The two main areas for discussion were nanotechnology for cement production and 3D printing for the construction industry. The talk was delivered on 25 January and titled “Nano exploration in civil engineering”.
“The development of nanotechnology in civil engineering is still in its infancy. However, the main benefits and barriers allow the utilisation of nanotechnology in civil engineering to be explored,” said Professor Liew, who researches computational mechanics, multi-scale mechanics, and materials modeling, among others.
The challenge regarding cement production was identifying means of making the process cheaper and the product stronger. His research has explored how to develop materials that could withstand very hot temperatures using nanomaterials.
Nanomaterials make the cement less porous and thus less space between fibres enhances compressive and tensile strength, Professor Liew said.
One of the long-term aims of using nanomaterials to develop stronger cement products is to make the construction industry more environmentally friendly by creating less waste, less demand on resources and a less expensive business.
Another development in construction with cement is 3D printing. Essentially construction productivity today is not in good shape.
“In America, astonishingly, [construction productivity] has plunged by half since the late 1960s,” said Professor Liew, who was the Head of CityU’s Department of Architecture and Civil Engineering from 2011 to 2017; a tenured Full Professor at Nanyang Technological University in Singapore; and the Founding Director of the Nanyang Center for Supercomputing and Visualization.
Volatility in demand for construction has trained builders to curb investment, he added, further depressing the sector.
3D printing is a promising evolutionary step forward, Professor Liew said. It can maintain complex geometrical patterns in building facades that would be otherwise harder to manage with conventional construction techniques; and it retains the potential to build not just small-scale objects but large-scale complex structures, too.
There are issues of reinforcement and supporting structures for 3D printed items, and issues related to the relative softness/hardness of the cement used in the process.
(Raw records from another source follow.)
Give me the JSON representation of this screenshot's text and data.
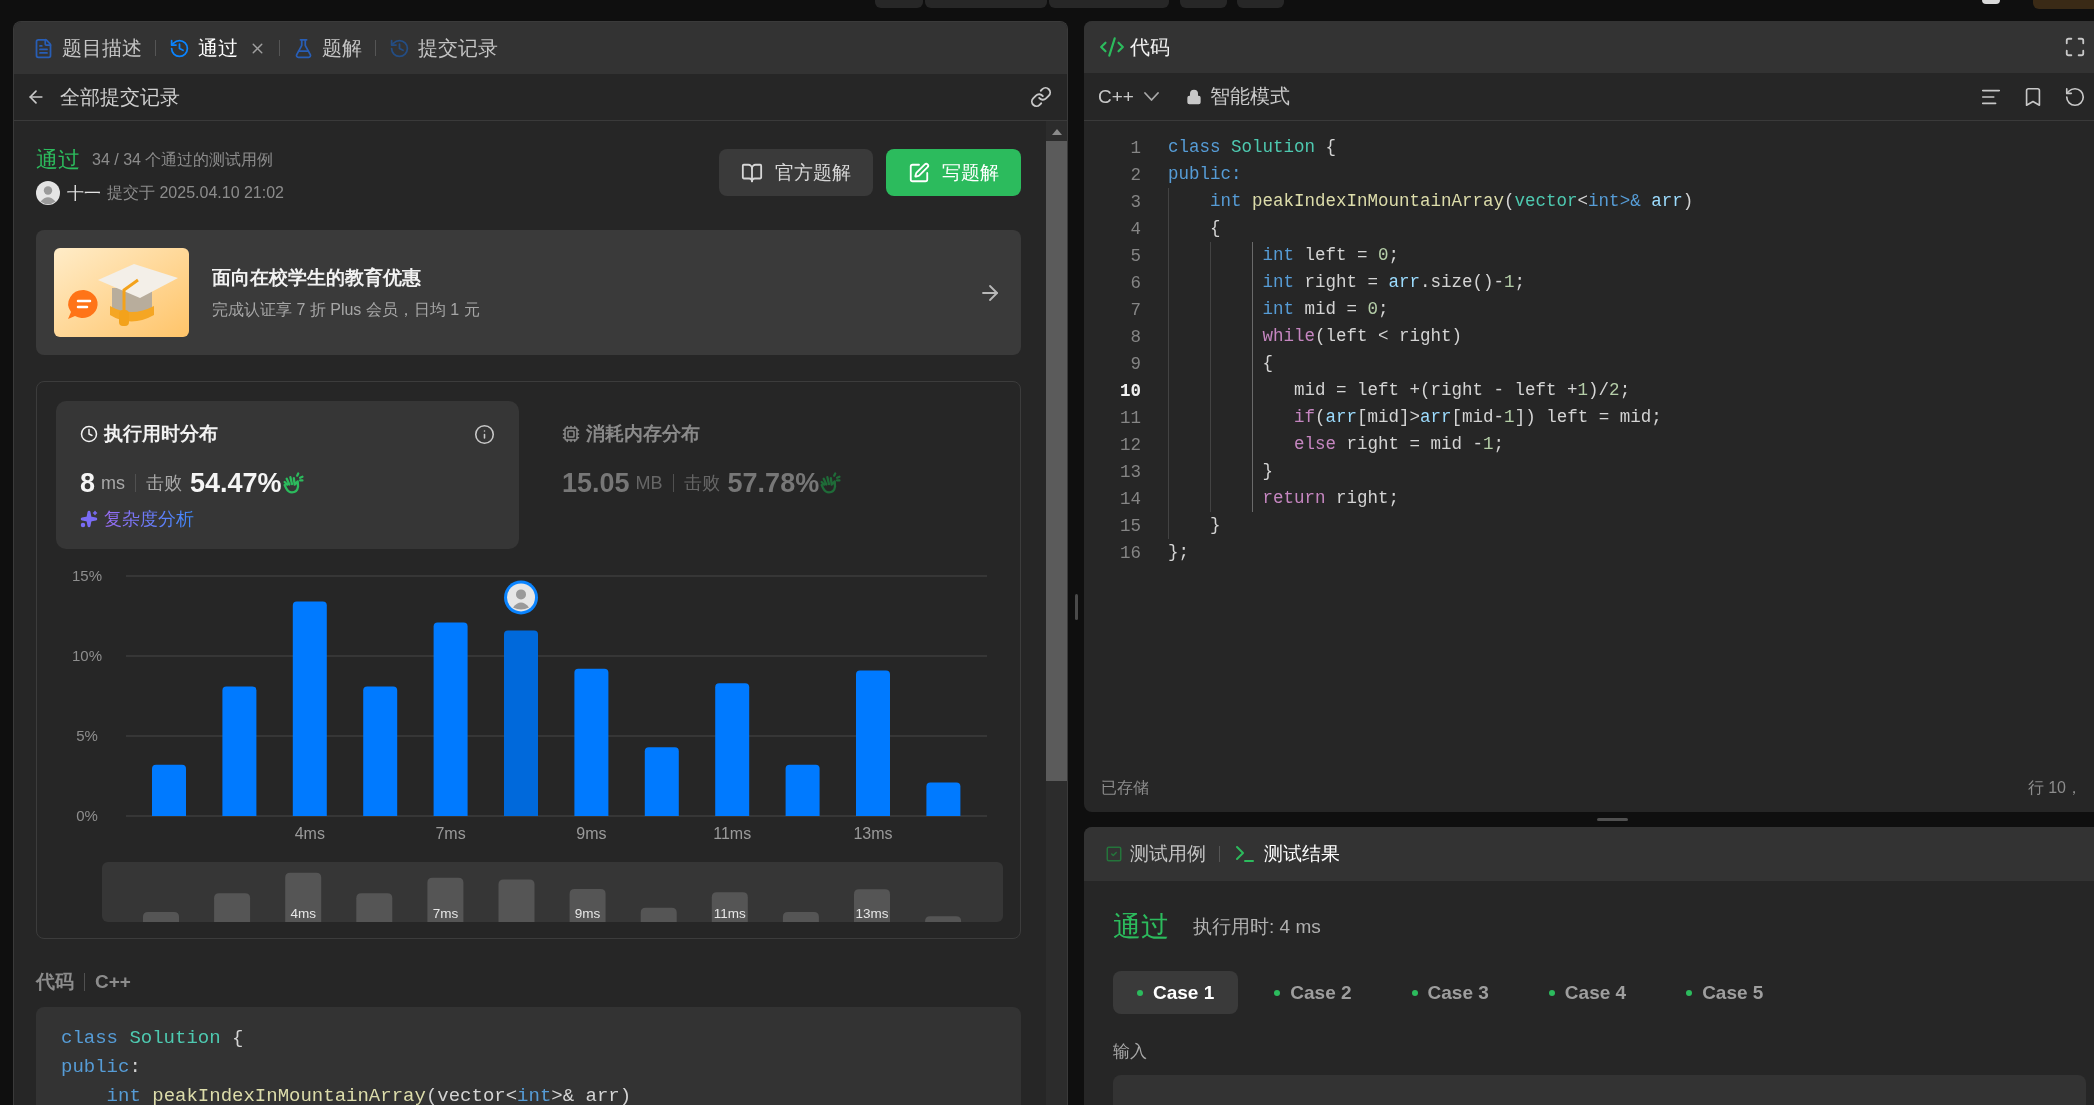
{
  "left_panel": {
    "tabs": [
      {
        "kind": "description",
        "label": "题目描述",
        "selected": false,
        "closable": false
      },
      {
        "kind": "result",
        "label": "通过",
        "selected": true,
        "closable": true
      },
      {
        "kind": "solutions",
        "label": "题解",
        "selected": false,
        "closable": false
      },
      {
        "kind": "submissions",
        "label": "提交记录",
        "selected": false,
        "closable": false
      }
    ],
    "back_link": {
      "label": "全部提交记录"
    },
    "submission": {
      "status": "通过",
      "tests": "34 / 34 个通过的测试用例",
      "user": "十一",
      "submitted": "提交于 2025.04.10 21:02"
    },
    "actions": [
      {
        "kind": "book",
        "label": "官方题解",
        "primary": false
      },
      {
        "kind": "edit",
        "label": "写题解",
        "primary": true
      }
    ],
    "promo": {
      "title": "面向在校学生的教育优惠",
      "subtitle": "完成认证享 7 折 Plus 会员，日均 1 元"
    },
    "metrics": [
      {
        "kind": "time",
        "title": "执行用时分布",
        "value": "8",
        "unit": "ms",
        "beats_label": "击败",
        "beats": "54.47%",
        "link": "复杂度分析",
        "selected": true
      },
      {
        "kind": "memory",
        "title": "消耗内存分布",
        "value": "15.05",
        "unit": "MB",
        "beats_label": "击败",
        "beats": "57.78%",
        "selected": false
      }
    ],
    "chart": {
      "chart_data": {
        "type": "bar",
        "categories": [
          null,
          null,
          "4ms",
          null,
          "7ms",
          null,
          "9ms",
          null,
          "11ms",
          null,
          "13ms",
          null
        ],
        "series": [
          {
            "color": "#007aff",
            "values": [
              3.2,
              8.1,
              13.4,
              8.1,
              12.1,
              null,
              9.2,
              4.3,
              8.3,
              3.2,
              9.1,
              2.1
            ]
          },
          {
            "color": "#0069db",
            "values": [
              null,
              null,
              null,
              null,
              null,
              11.6,
              null,
              null,
              null,
              null,
              null,
              null
            ]
          }
        ],
        "stacked": true,
        "ylim": [
          0,
          15
        ],
        "yticks": [
          {
            "value": 0,
            "label": "0%"
          },
          {
            "value": 5,
            "label": "5%"
          },
          {
            "value": 10,
            "label": "10%"
          },
          {
            "value": 15,
            "label": "15%"
          }
        ]
      }
    },
    "overview": {
      "labels": [
        "4ms",
        "7ms",
        "9ms",
        "11ms",
        "13ms"
      ]
    },
    "code_section": {
      "title": "代码",
      "language": "C++",
      "lines": [
        [
          {
            "text": "class",
            "kind": "kw"
          },
          {
            "text": " Solution",
            "kind": "type"
          },
          {
            "text": " {",
            "kind": "plain"
          }
        ],
        [
          {
            "text": "public",
            "kind": "kw"
          },
          {
            "text": ":",
            "kind": "plain"
          }
        ],
        [
          {
            "text": "    int",
            "kind": "kw"
          },
          {
            "text": " peakIndexInMountainArray",
            "kind": "fn"
          },
          {
            "text": "(vector<",
            "kind": "plain"
          },
          {
            "text": "int",
            "kind": "kw"
          },
          {
            "text": ">& arr)",
            "kind": "plain"
          }
        ]
      ]
    }
  },
  "editor": {
    "title": "代码",
    "language": "C++",
    "mode": "智能模式",
    "lines": [
      {
        "number": "1",
        "current": false,
        "tokens": [
          {
            "text": "class",
            "kind": "kw"
          },
          {
            "text": " Solution",
            "kind": "type"
          },
          {
            "text": " {",
            "kind": "plain"
          }
        ]
      },
      {
        "number": "2",
        "current": false,
        "tokens": [
          {
            "text": "public:",
            "kind": "kw"
          }
        ]
      },
      {
        "number": "3",
        "current": false,
        "tokens": [
          {
            "text": "    int",
            "kind": "kw"
          },
          {
            "text": " peakIndexInMountainArray",
            "kind": "fn"
          },
          {
            "text": "(",
            "kind": "plain"
          },
          {
            "text": "vector",
            "kind": "type"
          },
          {
            "text": "<",
            "kind": "plain"
          },
          {
            "text": "int",
            "kind": "kw"
          },
          {
            "text": ">&",
            "kind": "kw"
          },
          {
            "text": " arr",
            "kind": "var"
          },
          {
            "text": ")",
            "kind": "plain"
          }
        ]
      },
      {
        "number": "4",
        "current": false,
        "tokens": [
          {
            "text": "    {",
            "kind": "plain"
          }
        ]
      },
      {
        "number": "5",
        "current": false,
        "tokens": [
          {
            "text": "         int",
            "kind": "kw"
          },
          {
            "text": " left = ",
            "kind": "plain"
          },
          {
            "text": "0",
            "kind": "num"
          },
          {
            "text": ";",
            "kind": "plain"
          }
        ]
      },
      {
        "number": "6",
        "current": false,
        "tokens": [
          {
            "text": "         int",
            "kind": "kw"
          },
          {
            "text": " right = ",
            "kind": "plain"
          },
          {
            "text": "arr",
            "kind": "var"
          },
          {
            "text": ".size()-",
            "kind": "plain"
          },
          {
            "text": "1",
            "kind": "num"
          },
          {
            "text": ";",
            "kind": "plain"
          }
        ]
      },
      {
        "number": "7",
        "current": false,
        "tokens": [
          {
            "text": "         int",
            "kind": "kw"
          },
          {
            "text": " mid = ",
            "kind": "plain"
          },
          {
            "text": "0",
            "kind": "num"
          },
          {
            "text": ";",
            "kind": "plain"
          }
        ]
      },
      {
        "number": "8",
        "current": false,
        "tokens": [
          {
            "text": "         while",
            "kind": "ctrl"
          },
          {
            "text": "(left < right)",
            "kind": "plain"
          }
        ]
      },
      {
        "number": "9",
        "current": false,
        "tokens": [
          {
            "text": "         {",
            "kind": "plain"
          }
        ]
      },
      {
        "number": "10",
        "current": true,
        "tokens": [
          {
            "text": "            mid = left +(right - left +",
            "kind": "plain"
          },
          {
            "text": "1",
            "kind": "num"
          },
          {
            "text": ")/",
            "kind": "plain"
          },
          {
            "text": "2",
            "kind": "num"
          },
          {
            "text": ";",
            "kind": "plain"
          }
        ]
      },
      {
        "number": "11",
        "current": false,
        "tokens": [
          {
            "text": "            if",
            "kind": "ctrl"
          },
          {
            "text": "(",
            "kind": "plain"
          },
          {
            "text": "arr",
            "kind": "var"
          },
          {
            "text": "[mid]>",
            "kind": "plain"
          },
          {
            "text": "arr",
            "kind": "var"
          },
          {
            "text": "[mid-",
            "kind": "plain"
          },
          {
            "text": "1",
            "kind": "num"
          },
          {
            "text": "]) left = mid;",
            "kind": "plain"
          }
        ]
      },
      {
        "number": "12",
        "current": false,
        "tokens": [
          {
            "text": "            else",
            "kind": "ctrl"
          },
          {
            "text": " right = mid -",
            "kind": "plain"
          },
          {
            "text": "1",
            "kind": "num"
          },
          {
            "text": ";",
            "kind": "plain"
          }
        ]
      },
      {
        "number": "13",
        "current": false,
        "tokens": [
          {
            "text": "         }",
            "kind": "plain"
          }
        ]
      },
      {
        "number": "14",
        "current": false,
        "tokens": [
          {
            "text": "         return",
            "kind": "ctrl"
          },
          {
            "text": " right;",
            "kind": "plain"
          }
        ]
      },
      {
        "number": "15",
        "current": false,
        "tokens": [
          {
            "text": "    }",
            "kind": "plain"
          }
        ]
      },
      {
        "number": "16",
        "current": false,
        "tokens": [
          {
            "text": "};",
            "kind": "plain"
          }
        ]
      }
    ],
    "saved": "已存储",
    "cursor": "行 10，"
  },
  "results": {
    "tabs": [
      {
        "kind": "testcase",
        "label": "测试用例",
        "selected": false
      },
      {
        "kind": "result",
        "label": "测试结果",
        "selected": true
      }
    ],
    "status": "通过",
    "runtime": "执行用时: 4 ms",
    "cases": [
      {
        "label": "Case 1",
        "selected": true
      },
      {
        "label": "Case 2",
        "selected": false
      },
      {
        "label": "Case 3",
        "selected": false
      },
      {
        "label": "Case 4",
        "selected": false
      },
      {
        "label": "Case 5",
        "selected": false
      }
    ],
    "input_label": "输入"
  }
}
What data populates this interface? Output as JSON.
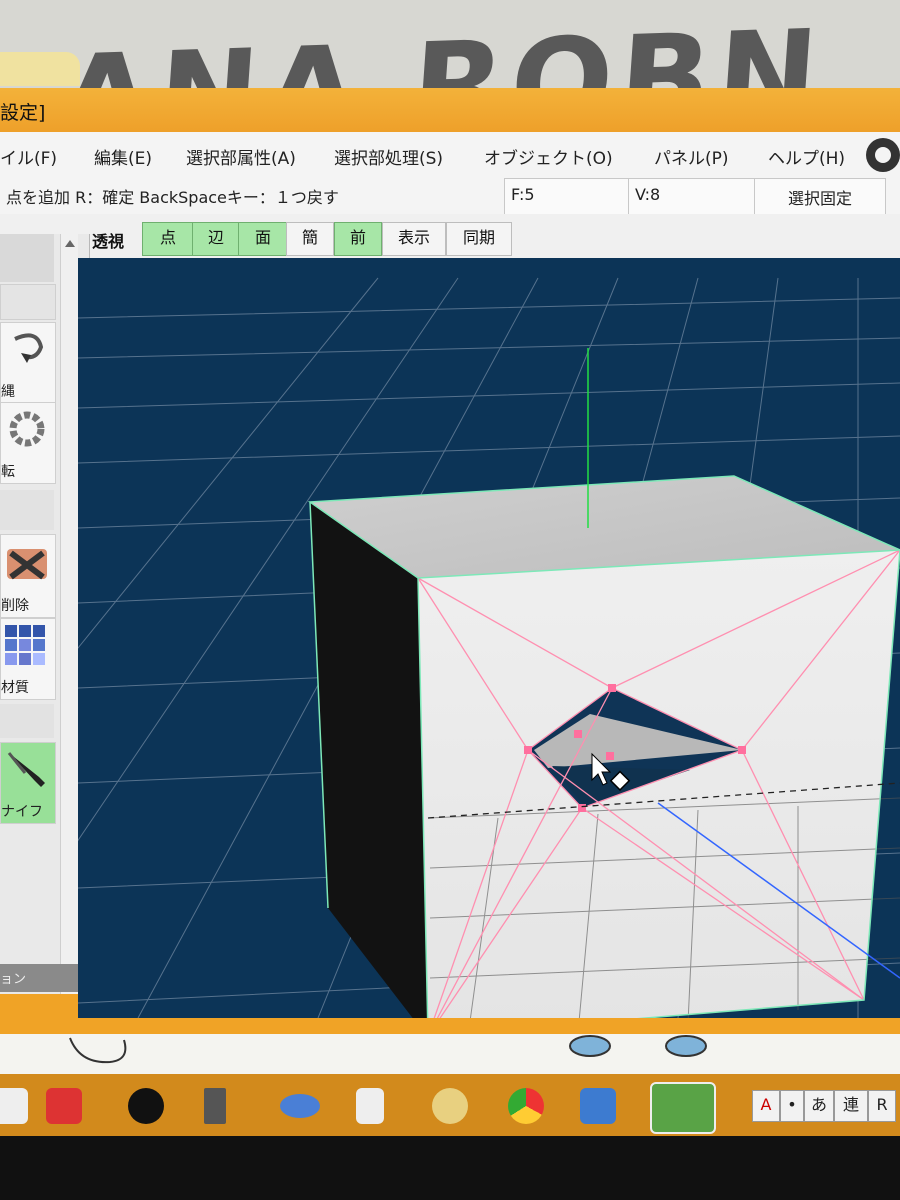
{
  "window": {
    "title": "設定]"
  },
  "menu": {
    "items": [
      "イル(F)",
      "編集(E)",
      "選択部属性(A)",
      "選択部処理(S)",
      "オブジェクト(O)",
      "パネル(P)",
      "ヘルプ(H)"
    ]
  },
  "status": {
    "hint": "点を追加  R：確定  BackSpaceキー：１つ戻す",
    "faces": "F:5",
    "vertices": "V:8",
    "fix_button": "選択固定"
  },
  "toolbar": {
    "view_label": "透視",
    "buttons": [
      "点",
      "辺",
      "面",
      "簡",
      "前",
      "表示",
      "同期"
    ]
  },
  "sidepanel": {
    "tools": [
      "縄",
      "転",
      "削除",
      "材質",
      "ナイフ"
    ],
    "footer": "ョン"
  },
  "tray": {
    "items": [
      "あ",
      "連",
      "R"
    ]
  },
  "colors": {
    "window_frame": "#f0a326",
    "viewport_bg": "#0c3457",
    "grid_line": "#6f87a0",
    "active_button": "#a7e6a7",
    "selection_edge": "#ff8fb0",
    "axis_green": "#22dd44",
    "axis_blue": "#3366ff"
  },
  "icons": {
    "app_logo": "hexagon-nut-icon",
    "cursor": "arrow-cursor-icon",
    "knife_cursor": "diamond-icon"
  }
}
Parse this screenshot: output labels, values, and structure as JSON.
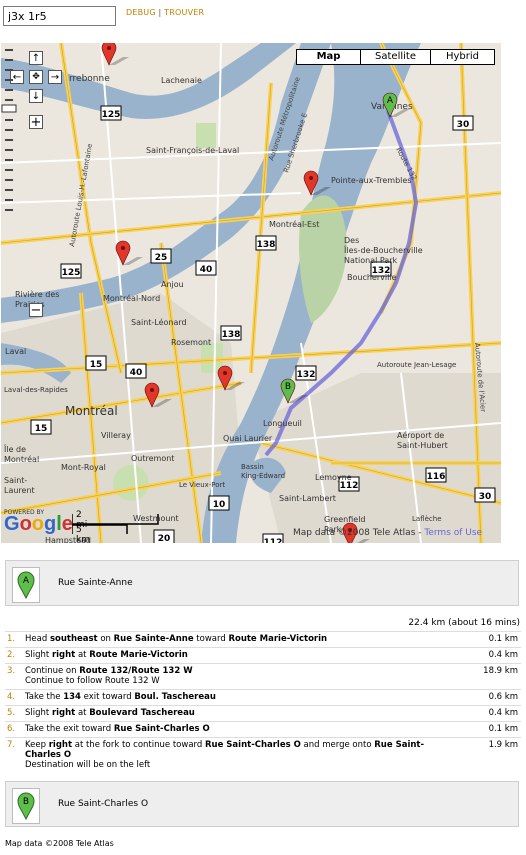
{
  "search": {
    "value": "j3x 1r5"
  },
  "links": {
    "debug": "DEBUG",
    "separator": "|",
    "find": "TROUVER"
  },
  "map": {
    "types": [
      "Map",
      "Satellite",
      "Hybrid"
    ],
    "selected_type": "Map",
    "scale_mi": "2 mi",
    "scale_km": "5 km",
    "copyright": "Map data ©2008 Tele Atlas -",
    "terms": "Terms of Use",
    "powered_by": "POWERED BY",
    "google": "Google",
    "place_labels": {
      "terrebonne": "rrebonne",
      "lachenaie": "Lachenaie",
      "varennes": "Varennes",
      "saint_francois": "Saint-François-de-Laval",
      "pointe_aux_trembles": "Pointe-aux-Trembles",
      "montreal_est": "Montréal-Est",
      "iles_boucherville": "Des\nÎles-de-Boucherville\nNational Park",
      "boucherville": "Boucherville",
      "anjou": "Anjou",
      "montreal_nord": "Montréal-Nord",
      "riviere_prairies": "Rivière des\nPrairies",
      "saint_leonard": "Saint-Léonard",
      "rosemont": "Rosemont",
      "laval": "Laval",
      "laval_rapides": "Laval-des-Rapides",
      "montreal": "Montréal",
      "villeray": "Villeray",
      "outremont": "Outremont",
      "mont_royal": "Mont-Royal",
      "vieux_port": "Le Vieux-Port",
      "quai_laurier": "Quai Laurier",
      "longueuil": "Longueuil",
      "bassin": "Bassin\nKing-Edward",
      "saint_lambert": "Saint-Lambert",
      "lemoyne": "Lemoyne",
      "aeroport": "Aéroport de\nSaint-Hubert",
      "greenfield": "Greenfield\nPark",
      "laflèche": "Laflèche",
      "westmount": "Westmount",
      "hampstead": "Hampstead",
      "ile_dorval": "Île de\nMontréal",
      "saint_laurent": "Saint-\nLaurent",
      "autoroute_jean_lesage": "Autoroute Jean-Lesage",
      "autoroute_metropolitaine": "Autoroute Métropolitaine",
      "rue_sherbrooke": "Rue Sherbrooke E",
      "autoroute_lafontaine": "Autoroute Louis-H.-Lafontaine",
      "autoroute_acier": "Autoroute de l'Acier",
      "route_132": "Route 132"
    },
    "shields": [
      "125",
      "30",
      "138",
      "25",
      "40",
      "125",
      "132",
      "138",
      "40",
      "15",
      "132",
      "15",
      "10",
      "112",
      "116",
      "30",
      "20",
      "112"
    ]
  },
  "directions": {
    "start": {
      "marker": "A",
      "label": "Rue Sainte-Anne"
    },
    "summary": "22.4 km (about 16 mins)",
    "steps": [
      {
        "num": "1.",
        "text_parts": [
          "Head ",
          "southeast",
          " on ",
          "Rue Sainte-Anne",
          " toward ",
          "Route Marie-Victorin"
        ],
        "bold": [
          1,
          3,
          5
        ],
        "sub": "",
        "dist": "0.1 km"
      },
      {
        "num": "2.",
        "text_parts": [
          "Slight ",
          "right",
          " at ",
          "Route Marie-Victorin"
        ],
        "bold": [
          1,
          3
        ],
        "sub": "",
        "dist": "0.4 km"
      },
      {
        "num": "3.",
        "text_parts": [
          "Continue on ",
          "Route 132/Route 132 W"
        ],
        "bold": [
          1
        ],
        "sub": "Continue to follow Route 132 W",
        "dist": "18.9 km"
      },
      {
        "num": "4.",
        "text_parts": [
          "Take the ",
          "134",
          " exit toward ",
          "Boul. Taschereau"
        ],
        "bold": [
          1,
          3
        ],
        "sub": "",
        "dist": "0.6 km"
      },
      {
        "num": "5.",
        "text_parts": [
          "Slight ",
          "right",
          " at ",
          "Boulevard Taschereau"
        ],
        "bold": [
          1,
          3
        ],
        "sub": "",
        "dist": "0.4 km"
      },
      {
        "num": "6.",
        "text_parts": [
          "Take the exit toward ",
          "Rue Saint-Charles O"
        ],
        "bold": [
          1
        ],
        "sub": "",
        "dist": "0.1 km"
      },
      {
        "num": "7.",
        "text_parts": [
          "Keep ",
          "right",
          " at the fork to continue toward ",
          "Rue Saint-Charles O",
          " and merge onto ",
          "Rue Saint-Charles O"
        ],
        "bold": [
          1,
          3,
          5
        ],
        "sub": "Destination will be on the left",
        "dist": "1.9 km"
      }
    ],
    "end": {
      "marker": "B",
      "label": "Rue Saint-Charles O"
    }
  },
  "footer": "Map data ©2008 Tele Atlas",
  "colors": {
    "water": "#99b3cc",
    "land": "#ebe7de",
    "park": "#c8dfb0",
    "urban": "#dedad0",
    "road": "#ffffff",
    "highway": "#f7d15b",
    "route": "#6a65d9",
    "marker_red": "#e0372b",
    "marker_green": "#5fbd4b",
    "link": "#c08000"
  }
}
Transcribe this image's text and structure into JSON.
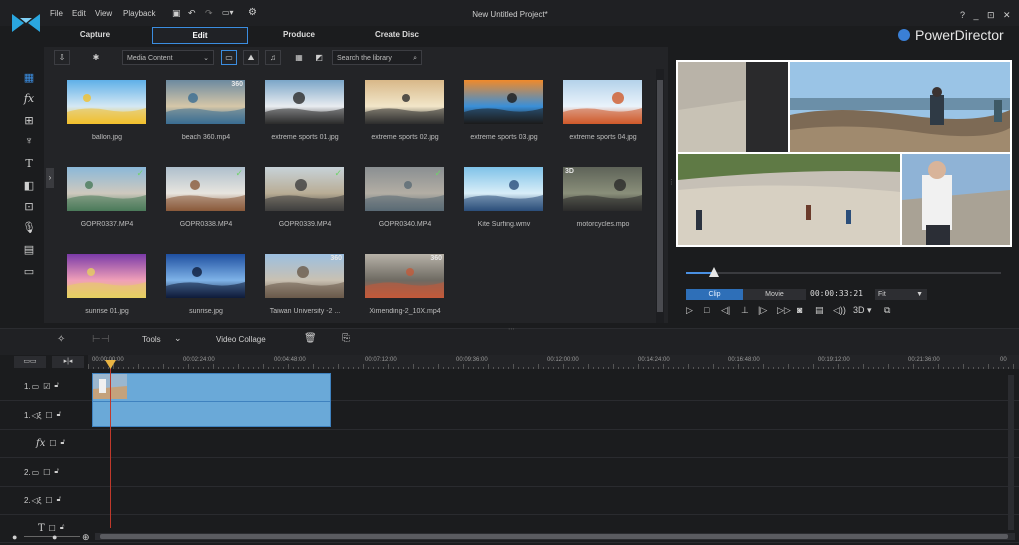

But Professor Liew says the potential is there.
For example, he suggested how 3D printing would be an effective way of supporting the drive to build more public conveniences in India, an initiative that would fall in line with a Bill Gates-supported plan to build 75 million toilets on the sub-continent by 2019.
Professor Liew ended his talk by identifying a suite of nanotechnology advances that might benefit daily life fairly soon, such as nano particles to prevent corrosion on buildings; nanomaterials for making super-light bicycle frames; and clothes coated in nano fabrics to prevent staining.